[Opening Given data section]

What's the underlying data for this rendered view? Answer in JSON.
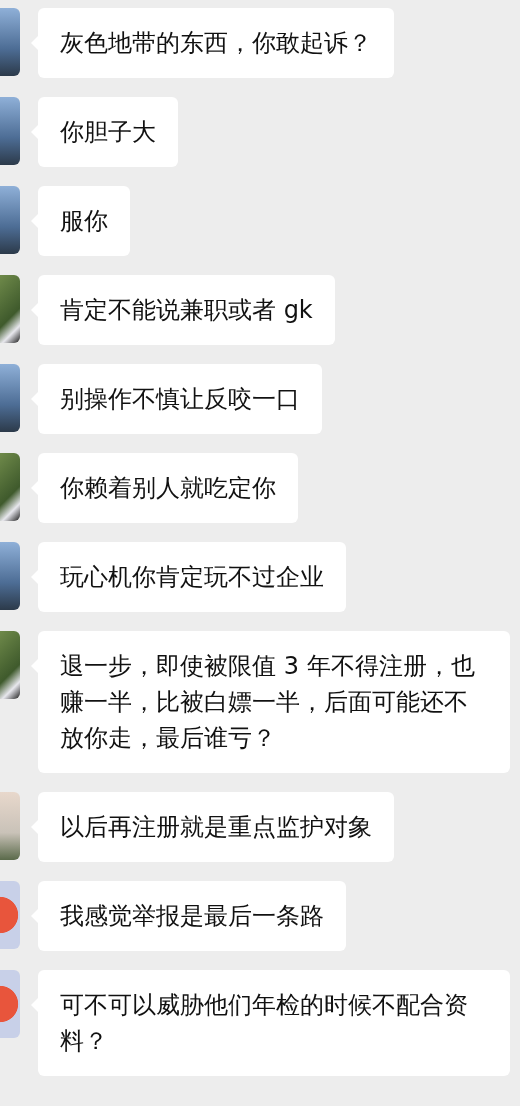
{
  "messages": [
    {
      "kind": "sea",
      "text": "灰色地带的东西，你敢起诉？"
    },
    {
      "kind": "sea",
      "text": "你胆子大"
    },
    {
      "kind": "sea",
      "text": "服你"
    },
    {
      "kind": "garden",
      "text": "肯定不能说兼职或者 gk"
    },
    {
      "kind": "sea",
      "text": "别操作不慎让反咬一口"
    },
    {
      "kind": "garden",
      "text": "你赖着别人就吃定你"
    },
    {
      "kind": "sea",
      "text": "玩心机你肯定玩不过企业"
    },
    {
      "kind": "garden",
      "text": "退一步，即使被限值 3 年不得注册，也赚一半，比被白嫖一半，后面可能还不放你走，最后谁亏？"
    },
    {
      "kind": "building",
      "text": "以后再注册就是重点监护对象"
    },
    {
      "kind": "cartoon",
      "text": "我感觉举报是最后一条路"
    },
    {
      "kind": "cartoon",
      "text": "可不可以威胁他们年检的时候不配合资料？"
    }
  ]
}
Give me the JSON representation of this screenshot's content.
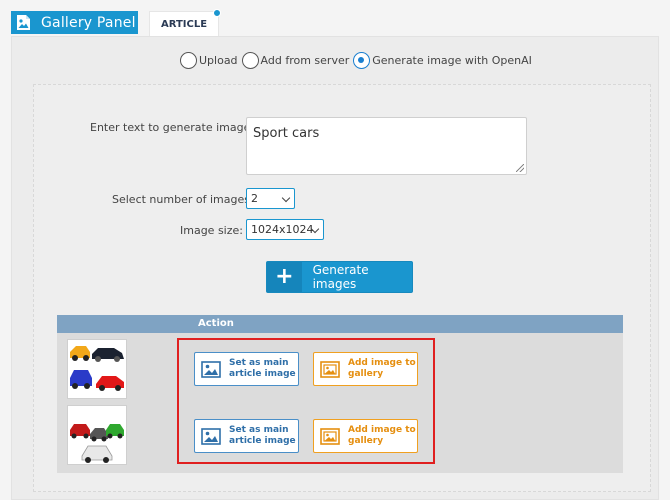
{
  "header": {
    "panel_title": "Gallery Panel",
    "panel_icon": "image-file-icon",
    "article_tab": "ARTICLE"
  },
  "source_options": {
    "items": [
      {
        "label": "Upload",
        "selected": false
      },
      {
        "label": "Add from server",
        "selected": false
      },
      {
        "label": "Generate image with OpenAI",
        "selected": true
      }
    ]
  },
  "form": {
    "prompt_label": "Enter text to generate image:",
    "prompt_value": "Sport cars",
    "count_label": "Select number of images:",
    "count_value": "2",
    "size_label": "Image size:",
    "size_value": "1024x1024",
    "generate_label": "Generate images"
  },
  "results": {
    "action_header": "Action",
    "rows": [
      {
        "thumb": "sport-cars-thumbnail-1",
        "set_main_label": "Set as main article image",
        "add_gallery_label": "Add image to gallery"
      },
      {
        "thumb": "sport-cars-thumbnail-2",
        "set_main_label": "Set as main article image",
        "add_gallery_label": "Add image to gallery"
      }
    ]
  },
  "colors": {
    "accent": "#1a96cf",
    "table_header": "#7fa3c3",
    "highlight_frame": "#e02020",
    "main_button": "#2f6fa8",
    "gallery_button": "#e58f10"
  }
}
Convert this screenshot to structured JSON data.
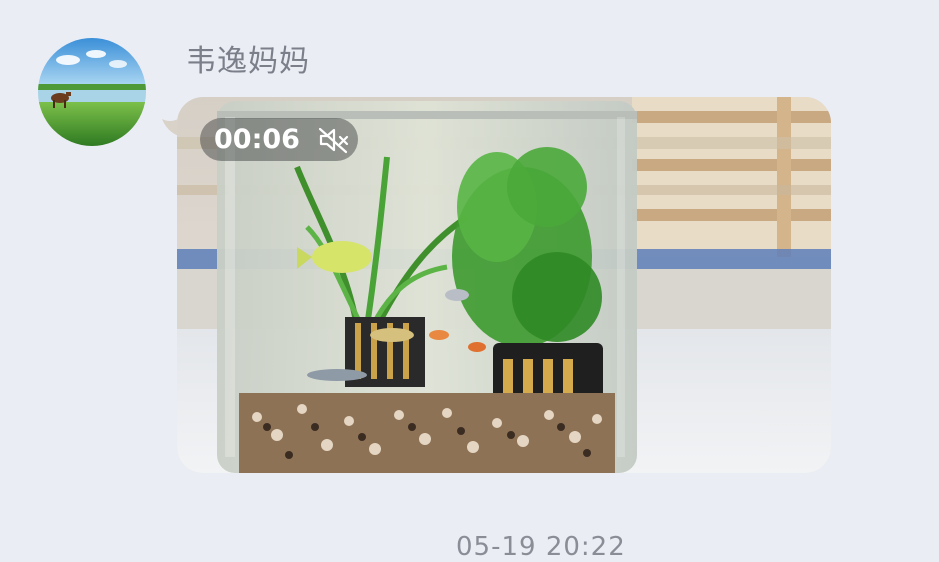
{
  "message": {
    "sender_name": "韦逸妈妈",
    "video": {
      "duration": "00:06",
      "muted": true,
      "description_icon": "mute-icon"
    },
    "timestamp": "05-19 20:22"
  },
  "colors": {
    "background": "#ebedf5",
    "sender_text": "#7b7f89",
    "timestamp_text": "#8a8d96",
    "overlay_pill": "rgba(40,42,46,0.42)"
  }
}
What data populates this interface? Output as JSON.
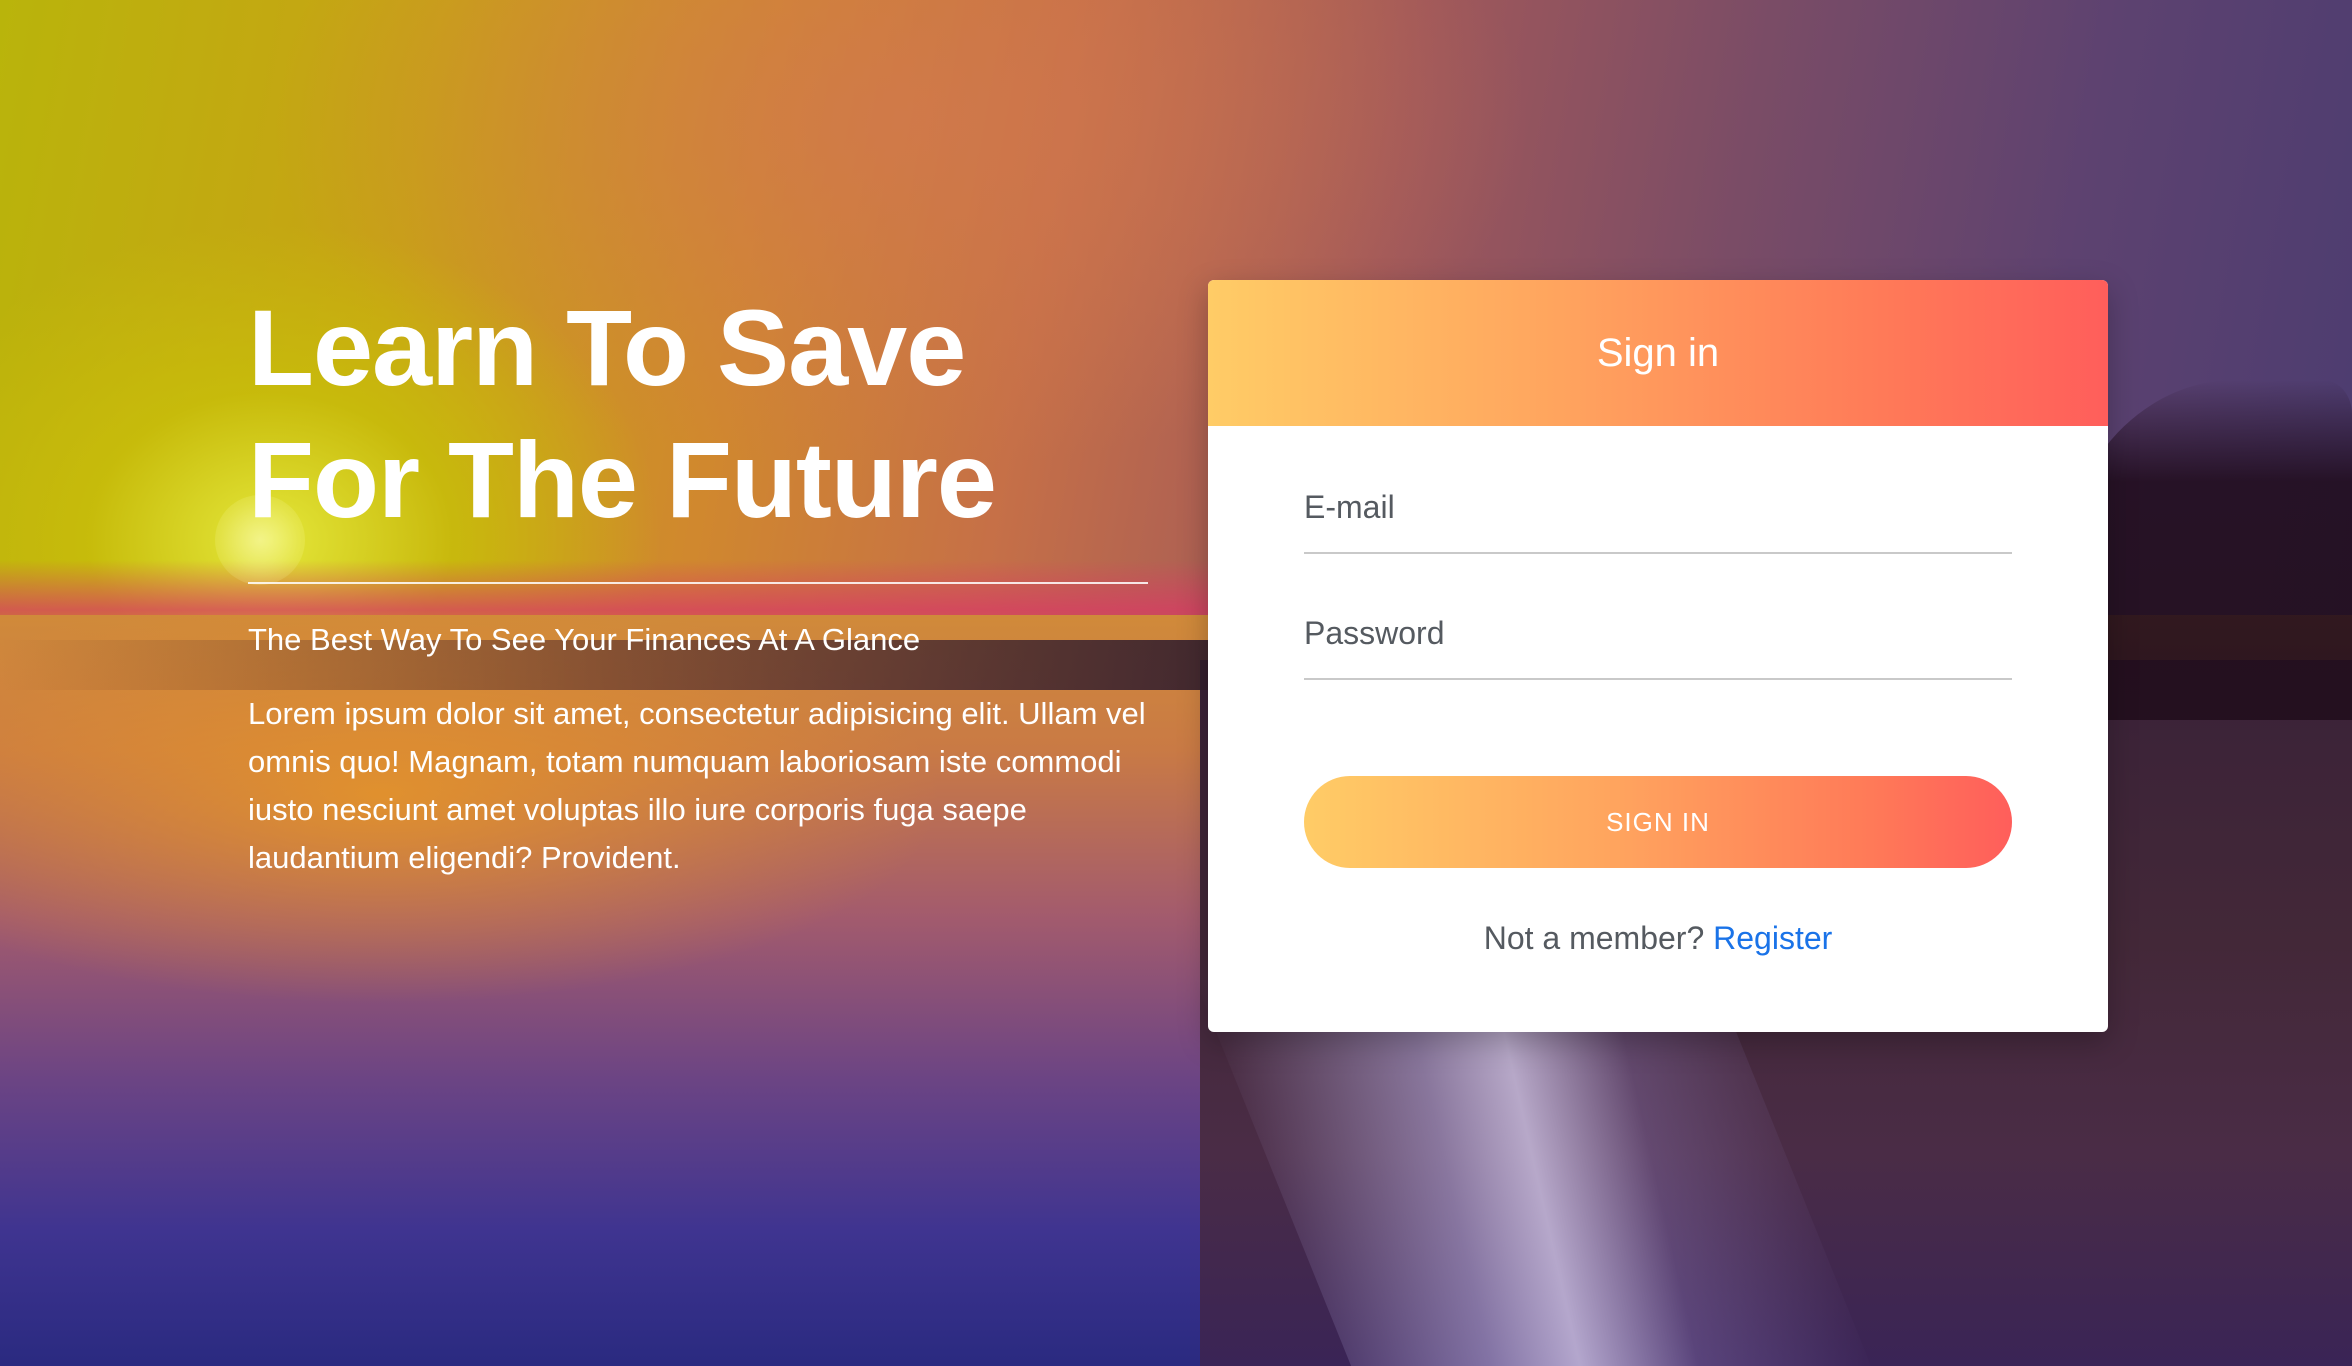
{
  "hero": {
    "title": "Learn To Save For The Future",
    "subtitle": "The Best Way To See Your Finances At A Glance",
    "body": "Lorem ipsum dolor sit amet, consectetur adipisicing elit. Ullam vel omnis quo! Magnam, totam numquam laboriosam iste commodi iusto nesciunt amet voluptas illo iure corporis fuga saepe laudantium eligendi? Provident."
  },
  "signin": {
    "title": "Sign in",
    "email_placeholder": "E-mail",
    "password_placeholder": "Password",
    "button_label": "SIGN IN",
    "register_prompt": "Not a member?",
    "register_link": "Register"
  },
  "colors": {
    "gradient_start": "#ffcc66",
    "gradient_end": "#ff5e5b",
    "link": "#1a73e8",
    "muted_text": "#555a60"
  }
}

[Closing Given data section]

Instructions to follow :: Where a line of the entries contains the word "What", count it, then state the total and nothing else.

Response to the task :: 2